My husband, Pete, and I have been married for forty-five years—no children—and have lived in Southwest Florida for over twenty years, originally hailing from New England.

Connect with Dayna Leigh Cheser

a Rafflecopter giveaway

Tour Schedule
Oct 18: Lusty Penguin Reviews (Guest Post/Review)


  1. How rude of your professor. So glad you didn't listen.

    1. Hi Victoria,
      Thanks for the comment.
      The professor's comment was over 40 years ago, and I got over it. But, it did hurt. No doubt about that.
      Have a great day,

  2. I like the excerpt. thanks.Deb P

    1. Hi Deb,
      Thanks for the comment about the excerpt. It's so hard to pick what to use as an excerpt. I have so many favorite passages ... but I guess I'm a bit biased. LOL
      Have a great day

  3. Pleased to get to know you here. He was very rude.

    I need to start this series.
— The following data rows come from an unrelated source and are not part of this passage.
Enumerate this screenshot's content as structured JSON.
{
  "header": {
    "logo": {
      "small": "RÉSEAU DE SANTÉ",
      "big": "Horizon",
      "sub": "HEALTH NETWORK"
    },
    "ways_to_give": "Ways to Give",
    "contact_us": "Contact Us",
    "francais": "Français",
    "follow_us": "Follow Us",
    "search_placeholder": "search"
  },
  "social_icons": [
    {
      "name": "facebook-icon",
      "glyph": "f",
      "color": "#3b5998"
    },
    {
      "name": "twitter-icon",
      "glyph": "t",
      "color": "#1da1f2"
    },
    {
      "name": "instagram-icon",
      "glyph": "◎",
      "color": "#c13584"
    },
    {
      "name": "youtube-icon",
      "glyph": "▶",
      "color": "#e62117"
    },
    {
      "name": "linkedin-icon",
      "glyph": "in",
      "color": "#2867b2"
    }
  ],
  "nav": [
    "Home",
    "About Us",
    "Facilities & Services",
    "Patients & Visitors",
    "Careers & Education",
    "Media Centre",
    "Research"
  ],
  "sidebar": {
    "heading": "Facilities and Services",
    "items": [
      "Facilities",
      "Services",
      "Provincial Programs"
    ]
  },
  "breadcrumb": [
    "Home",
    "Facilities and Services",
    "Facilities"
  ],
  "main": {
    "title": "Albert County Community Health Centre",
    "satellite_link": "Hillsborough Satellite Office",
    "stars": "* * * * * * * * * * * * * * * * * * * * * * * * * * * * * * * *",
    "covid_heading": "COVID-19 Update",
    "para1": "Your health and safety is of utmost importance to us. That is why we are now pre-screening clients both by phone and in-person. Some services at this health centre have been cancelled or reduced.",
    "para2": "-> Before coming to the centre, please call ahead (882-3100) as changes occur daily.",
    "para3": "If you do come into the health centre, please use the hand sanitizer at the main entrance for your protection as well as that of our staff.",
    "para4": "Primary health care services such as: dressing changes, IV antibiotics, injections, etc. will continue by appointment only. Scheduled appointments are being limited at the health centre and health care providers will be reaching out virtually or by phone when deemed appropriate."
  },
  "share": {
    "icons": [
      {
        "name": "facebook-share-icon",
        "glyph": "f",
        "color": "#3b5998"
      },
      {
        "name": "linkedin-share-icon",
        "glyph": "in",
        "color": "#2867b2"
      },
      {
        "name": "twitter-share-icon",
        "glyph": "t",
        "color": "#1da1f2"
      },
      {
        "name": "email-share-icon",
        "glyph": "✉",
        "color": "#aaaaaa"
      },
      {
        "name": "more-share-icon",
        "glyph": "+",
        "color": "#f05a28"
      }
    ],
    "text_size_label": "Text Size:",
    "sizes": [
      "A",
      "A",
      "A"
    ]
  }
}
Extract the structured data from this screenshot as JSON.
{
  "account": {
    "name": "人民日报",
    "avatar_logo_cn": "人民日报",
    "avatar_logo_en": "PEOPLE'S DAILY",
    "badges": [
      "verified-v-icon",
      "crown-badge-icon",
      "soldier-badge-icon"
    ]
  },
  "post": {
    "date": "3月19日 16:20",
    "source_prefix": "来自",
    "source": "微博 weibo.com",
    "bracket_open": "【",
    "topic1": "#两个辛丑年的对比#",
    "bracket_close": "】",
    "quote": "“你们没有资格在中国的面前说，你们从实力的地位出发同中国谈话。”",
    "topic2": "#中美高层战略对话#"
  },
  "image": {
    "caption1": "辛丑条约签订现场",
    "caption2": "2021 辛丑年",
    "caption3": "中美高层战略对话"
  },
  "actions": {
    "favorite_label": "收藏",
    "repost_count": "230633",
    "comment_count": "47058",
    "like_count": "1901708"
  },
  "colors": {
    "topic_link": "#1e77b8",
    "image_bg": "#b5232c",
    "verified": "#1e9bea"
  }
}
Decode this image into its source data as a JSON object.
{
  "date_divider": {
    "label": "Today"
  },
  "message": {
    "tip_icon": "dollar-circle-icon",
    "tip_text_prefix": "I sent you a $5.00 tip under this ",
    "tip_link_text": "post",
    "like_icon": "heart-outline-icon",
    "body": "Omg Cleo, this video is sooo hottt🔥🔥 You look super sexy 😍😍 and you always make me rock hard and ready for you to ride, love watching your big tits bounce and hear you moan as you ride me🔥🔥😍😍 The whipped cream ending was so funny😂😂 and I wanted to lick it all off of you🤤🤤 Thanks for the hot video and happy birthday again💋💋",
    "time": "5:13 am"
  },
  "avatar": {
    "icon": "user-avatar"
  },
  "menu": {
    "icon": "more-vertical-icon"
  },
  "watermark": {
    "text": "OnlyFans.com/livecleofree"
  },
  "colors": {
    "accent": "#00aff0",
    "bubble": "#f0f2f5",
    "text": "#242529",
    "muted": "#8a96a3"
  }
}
What a fabulous storyline.

    1. Hi Mary,
      Thanks for the comment.
      Yeah, I agree the professor was rude, but I got over it and moved on. I always wondered, though, if he ever published a book (of any kind). Mmm.
      I'm pleased you are interested in my series. I'm hoping to have the third book, Adelle's Time, out by spring, followed by Logan's Time (my favorite of the series) and Clarissa's Time.
      Just today, I figured out the ending to Clarissa's Time (and the series). It's a happy ending, and very much a surprise.
      Have a great day,

  4. I love historical romance! Thanks for the giveaway!

    1. Hi Meghan,
      Thanks for the comment. I love historical romance, too (duh!). LOL I have since I discovered my mother's stash of 'naughty books' when I was a tween, many years ago. She never knew I'd found it, either. LOL
      I hope you're one of the winners!
      Have a great day,

  5. To the fine folks at Queen of the Night Reviews,
    Thanks so much for hosting Moria's Time and me on your blog. I appreciate the time and work that goes into a regular post, never mind a vbt post. This vbt turned out to be quite an adventure.
    Thanks again,